WHAT IS BEING ASKED
Please say how many lines below include the word "Svärd", with nothing beyond the number.
[INPUT RECORDS — start]
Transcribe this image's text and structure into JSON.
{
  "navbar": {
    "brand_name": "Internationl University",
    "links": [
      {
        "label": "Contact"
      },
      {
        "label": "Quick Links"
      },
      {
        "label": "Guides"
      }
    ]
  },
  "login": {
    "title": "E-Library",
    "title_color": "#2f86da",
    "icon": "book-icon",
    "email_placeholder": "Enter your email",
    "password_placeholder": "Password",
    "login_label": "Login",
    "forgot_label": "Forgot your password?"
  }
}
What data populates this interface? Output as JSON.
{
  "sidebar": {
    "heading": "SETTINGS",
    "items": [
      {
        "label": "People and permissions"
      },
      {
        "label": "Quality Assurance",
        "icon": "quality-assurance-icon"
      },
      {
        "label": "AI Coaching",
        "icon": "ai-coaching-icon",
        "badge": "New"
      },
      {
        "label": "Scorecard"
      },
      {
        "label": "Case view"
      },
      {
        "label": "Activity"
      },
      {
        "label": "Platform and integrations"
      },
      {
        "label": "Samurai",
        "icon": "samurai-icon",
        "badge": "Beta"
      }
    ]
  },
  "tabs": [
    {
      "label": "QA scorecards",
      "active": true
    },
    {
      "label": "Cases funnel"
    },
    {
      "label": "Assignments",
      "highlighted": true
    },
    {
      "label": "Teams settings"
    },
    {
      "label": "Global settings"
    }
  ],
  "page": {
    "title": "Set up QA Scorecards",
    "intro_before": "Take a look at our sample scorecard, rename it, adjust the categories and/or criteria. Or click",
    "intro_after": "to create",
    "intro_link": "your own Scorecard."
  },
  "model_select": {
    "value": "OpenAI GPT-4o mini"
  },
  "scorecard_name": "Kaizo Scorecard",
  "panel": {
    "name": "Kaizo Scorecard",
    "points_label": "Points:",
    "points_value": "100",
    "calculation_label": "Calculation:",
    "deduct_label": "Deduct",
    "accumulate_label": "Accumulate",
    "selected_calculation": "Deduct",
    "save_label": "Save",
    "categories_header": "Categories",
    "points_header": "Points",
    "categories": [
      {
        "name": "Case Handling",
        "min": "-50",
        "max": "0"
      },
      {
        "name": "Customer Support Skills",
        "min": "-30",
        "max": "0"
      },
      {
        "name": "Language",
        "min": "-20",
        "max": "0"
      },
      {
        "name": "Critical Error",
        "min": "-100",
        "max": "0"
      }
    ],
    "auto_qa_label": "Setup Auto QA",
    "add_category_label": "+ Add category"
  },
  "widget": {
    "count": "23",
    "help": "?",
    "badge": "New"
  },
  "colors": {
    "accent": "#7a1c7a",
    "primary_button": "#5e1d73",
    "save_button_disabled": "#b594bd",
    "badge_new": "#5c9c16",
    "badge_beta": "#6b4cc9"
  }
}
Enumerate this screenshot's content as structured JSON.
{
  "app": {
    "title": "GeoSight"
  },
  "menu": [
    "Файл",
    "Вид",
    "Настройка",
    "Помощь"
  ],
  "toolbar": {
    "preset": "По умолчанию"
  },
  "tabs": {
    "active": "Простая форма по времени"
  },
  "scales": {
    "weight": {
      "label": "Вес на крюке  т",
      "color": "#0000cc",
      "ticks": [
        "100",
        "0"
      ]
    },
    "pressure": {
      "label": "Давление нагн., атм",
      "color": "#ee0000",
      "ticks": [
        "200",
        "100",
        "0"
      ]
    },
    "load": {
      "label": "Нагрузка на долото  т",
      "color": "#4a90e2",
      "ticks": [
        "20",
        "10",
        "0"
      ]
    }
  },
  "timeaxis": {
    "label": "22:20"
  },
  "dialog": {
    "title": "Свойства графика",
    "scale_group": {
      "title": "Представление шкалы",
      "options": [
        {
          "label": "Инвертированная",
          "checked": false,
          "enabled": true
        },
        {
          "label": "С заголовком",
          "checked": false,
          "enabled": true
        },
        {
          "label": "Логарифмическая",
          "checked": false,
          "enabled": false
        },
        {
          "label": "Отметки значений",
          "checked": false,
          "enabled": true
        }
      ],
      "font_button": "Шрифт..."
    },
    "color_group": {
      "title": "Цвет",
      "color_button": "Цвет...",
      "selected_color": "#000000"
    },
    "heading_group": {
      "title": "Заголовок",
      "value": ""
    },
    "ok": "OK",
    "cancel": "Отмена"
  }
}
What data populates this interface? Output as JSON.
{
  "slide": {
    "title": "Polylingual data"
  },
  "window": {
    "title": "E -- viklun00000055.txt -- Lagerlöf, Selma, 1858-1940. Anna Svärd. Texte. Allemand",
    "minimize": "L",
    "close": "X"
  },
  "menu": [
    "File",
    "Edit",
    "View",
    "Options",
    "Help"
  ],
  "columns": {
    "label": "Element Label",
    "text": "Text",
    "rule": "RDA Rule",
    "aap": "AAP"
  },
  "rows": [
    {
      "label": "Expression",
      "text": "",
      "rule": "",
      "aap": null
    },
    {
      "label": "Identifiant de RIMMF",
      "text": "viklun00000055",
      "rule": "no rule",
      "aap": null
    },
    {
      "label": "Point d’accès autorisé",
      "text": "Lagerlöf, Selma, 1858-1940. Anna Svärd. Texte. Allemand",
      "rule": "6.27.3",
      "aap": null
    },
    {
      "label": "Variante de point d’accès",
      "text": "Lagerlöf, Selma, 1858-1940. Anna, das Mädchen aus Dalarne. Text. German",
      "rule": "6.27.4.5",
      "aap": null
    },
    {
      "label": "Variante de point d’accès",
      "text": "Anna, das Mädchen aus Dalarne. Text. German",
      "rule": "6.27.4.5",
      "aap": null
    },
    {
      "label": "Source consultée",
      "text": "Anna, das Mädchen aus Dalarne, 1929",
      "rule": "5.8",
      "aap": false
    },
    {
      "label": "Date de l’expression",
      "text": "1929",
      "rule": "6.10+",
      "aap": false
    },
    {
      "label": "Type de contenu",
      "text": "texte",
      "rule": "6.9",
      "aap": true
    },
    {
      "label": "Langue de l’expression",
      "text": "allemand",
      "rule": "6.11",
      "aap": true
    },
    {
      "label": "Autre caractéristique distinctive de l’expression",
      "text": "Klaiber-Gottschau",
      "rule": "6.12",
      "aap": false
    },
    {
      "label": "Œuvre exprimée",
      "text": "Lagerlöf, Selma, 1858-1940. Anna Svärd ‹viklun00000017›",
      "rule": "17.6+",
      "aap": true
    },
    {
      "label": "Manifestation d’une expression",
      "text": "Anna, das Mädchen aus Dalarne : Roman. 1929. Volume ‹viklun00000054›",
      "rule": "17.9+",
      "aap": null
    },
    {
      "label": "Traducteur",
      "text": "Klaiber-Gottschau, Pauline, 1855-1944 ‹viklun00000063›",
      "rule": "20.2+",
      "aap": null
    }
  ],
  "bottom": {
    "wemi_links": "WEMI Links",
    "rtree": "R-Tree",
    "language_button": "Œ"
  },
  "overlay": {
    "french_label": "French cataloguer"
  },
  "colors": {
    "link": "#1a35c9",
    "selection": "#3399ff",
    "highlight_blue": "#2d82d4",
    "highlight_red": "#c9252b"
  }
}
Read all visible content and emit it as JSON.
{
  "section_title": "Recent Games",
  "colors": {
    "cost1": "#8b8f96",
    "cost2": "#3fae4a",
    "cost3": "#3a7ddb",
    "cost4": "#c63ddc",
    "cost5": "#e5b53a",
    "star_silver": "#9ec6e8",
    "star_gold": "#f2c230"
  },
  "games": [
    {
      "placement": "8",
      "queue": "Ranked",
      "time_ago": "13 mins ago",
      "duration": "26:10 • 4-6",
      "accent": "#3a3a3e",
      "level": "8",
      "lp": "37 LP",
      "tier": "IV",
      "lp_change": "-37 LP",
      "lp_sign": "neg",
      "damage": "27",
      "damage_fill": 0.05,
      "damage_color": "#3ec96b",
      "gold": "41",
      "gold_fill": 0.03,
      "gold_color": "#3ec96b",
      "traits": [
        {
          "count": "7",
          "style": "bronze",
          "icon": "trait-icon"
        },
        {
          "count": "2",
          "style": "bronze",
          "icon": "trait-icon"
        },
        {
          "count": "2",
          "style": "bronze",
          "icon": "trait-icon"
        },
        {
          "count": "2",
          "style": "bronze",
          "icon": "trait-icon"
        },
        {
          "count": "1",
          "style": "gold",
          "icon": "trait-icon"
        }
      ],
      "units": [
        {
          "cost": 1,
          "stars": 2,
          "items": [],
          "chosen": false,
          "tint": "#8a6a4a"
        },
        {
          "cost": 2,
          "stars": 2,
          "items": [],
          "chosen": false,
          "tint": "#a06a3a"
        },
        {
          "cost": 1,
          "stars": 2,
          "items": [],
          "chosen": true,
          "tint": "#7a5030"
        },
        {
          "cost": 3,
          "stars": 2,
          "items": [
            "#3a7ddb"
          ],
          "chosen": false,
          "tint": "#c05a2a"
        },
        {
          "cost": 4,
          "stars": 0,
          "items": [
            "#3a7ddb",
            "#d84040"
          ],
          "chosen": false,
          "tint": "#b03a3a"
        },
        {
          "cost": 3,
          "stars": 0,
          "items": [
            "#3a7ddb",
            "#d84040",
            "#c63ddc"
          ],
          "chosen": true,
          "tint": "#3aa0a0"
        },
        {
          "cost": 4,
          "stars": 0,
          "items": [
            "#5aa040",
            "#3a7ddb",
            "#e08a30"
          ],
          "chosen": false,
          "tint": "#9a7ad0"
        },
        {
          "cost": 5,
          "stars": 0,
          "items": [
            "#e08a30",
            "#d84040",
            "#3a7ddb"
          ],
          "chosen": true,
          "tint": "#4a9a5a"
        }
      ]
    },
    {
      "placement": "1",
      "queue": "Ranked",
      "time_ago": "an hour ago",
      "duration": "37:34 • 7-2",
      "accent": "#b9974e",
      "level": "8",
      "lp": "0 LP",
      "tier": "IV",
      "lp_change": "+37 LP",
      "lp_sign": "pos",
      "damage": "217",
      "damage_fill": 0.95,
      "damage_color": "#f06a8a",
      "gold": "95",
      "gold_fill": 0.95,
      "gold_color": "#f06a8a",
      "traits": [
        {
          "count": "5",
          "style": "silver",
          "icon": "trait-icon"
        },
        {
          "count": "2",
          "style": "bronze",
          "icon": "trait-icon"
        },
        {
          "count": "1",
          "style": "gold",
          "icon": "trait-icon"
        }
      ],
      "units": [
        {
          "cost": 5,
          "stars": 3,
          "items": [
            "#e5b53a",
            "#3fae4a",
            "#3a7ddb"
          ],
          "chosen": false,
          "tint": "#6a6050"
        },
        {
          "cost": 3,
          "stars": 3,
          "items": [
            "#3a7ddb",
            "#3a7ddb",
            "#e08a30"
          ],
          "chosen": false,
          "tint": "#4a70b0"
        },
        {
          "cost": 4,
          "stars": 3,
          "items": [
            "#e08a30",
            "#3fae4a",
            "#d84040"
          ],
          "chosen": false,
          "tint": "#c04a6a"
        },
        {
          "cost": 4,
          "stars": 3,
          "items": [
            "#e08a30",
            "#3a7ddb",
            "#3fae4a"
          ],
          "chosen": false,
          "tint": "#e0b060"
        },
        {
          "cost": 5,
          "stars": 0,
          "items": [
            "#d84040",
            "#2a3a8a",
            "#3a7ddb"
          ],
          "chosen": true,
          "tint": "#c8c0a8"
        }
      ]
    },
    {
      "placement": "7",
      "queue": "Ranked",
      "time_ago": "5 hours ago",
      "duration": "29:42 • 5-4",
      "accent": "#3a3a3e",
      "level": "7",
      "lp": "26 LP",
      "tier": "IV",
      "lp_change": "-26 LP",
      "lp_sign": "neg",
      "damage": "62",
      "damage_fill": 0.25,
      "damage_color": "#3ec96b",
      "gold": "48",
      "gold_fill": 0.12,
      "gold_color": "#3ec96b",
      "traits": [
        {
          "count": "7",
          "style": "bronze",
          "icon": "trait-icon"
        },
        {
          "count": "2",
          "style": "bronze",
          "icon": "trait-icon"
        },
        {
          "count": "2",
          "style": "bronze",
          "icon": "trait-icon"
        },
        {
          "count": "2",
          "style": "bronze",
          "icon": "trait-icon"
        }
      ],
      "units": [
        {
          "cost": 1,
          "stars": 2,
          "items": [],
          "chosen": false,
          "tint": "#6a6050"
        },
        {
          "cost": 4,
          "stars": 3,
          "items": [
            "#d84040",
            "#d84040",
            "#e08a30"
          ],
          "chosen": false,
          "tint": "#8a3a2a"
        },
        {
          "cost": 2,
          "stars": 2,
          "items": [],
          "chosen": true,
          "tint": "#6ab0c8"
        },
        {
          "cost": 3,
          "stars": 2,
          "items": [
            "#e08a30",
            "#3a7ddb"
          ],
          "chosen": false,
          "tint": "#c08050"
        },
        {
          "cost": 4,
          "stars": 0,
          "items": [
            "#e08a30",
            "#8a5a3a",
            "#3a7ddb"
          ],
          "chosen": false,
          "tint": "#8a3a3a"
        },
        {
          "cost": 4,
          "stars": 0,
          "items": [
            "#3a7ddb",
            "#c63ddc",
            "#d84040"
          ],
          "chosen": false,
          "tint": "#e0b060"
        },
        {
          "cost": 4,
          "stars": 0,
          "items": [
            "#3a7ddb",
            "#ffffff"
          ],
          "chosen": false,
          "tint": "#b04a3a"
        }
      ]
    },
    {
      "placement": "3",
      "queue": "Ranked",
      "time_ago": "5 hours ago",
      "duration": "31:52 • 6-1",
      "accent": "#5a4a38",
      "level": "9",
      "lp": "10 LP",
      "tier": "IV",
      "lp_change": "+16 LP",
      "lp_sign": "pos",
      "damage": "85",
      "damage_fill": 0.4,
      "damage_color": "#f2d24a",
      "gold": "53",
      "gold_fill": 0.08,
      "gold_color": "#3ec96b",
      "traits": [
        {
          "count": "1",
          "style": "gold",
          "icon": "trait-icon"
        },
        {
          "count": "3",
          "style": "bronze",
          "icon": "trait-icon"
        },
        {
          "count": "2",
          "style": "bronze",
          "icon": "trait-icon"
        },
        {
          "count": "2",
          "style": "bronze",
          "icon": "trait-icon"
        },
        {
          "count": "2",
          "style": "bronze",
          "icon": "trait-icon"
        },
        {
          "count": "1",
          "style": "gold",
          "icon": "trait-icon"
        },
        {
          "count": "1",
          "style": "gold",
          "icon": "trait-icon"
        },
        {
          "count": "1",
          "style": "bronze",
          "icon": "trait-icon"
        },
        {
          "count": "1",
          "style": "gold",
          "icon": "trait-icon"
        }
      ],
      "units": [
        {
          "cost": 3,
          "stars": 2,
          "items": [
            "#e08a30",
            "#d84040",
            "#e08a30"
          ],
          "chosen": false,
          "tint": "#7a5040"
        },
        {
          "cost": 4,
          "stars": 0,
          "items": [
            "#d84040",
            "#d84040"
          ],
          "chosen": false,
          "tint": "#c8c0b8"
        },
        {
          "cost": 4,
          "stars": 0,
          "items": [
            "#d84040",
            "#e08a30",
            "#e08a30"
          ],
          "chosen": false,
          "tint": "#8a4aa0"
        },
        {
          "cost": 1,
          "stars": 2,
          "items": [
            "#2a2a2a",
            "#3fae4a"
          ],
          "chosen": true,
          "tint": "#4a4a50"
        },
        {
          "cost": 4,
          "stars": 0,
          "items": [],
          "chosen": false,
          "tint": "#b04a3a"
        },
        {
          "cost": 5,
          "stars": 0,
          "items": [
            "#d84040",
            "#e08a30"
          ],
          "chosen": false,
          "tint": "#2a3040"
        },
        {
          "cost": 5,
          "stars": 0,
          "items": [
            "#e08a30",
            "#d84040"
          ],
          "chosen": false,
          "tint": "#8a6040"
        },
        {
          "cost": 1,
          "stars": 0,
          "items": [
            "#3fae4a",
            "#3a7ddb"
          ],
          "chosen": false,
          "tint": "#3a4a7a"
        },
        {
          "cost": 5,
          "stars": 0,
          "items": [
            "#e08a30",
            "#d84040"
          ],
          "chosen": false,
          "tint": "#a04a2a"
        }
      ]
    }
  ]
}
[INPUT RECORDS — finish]
ANSWER BOX
3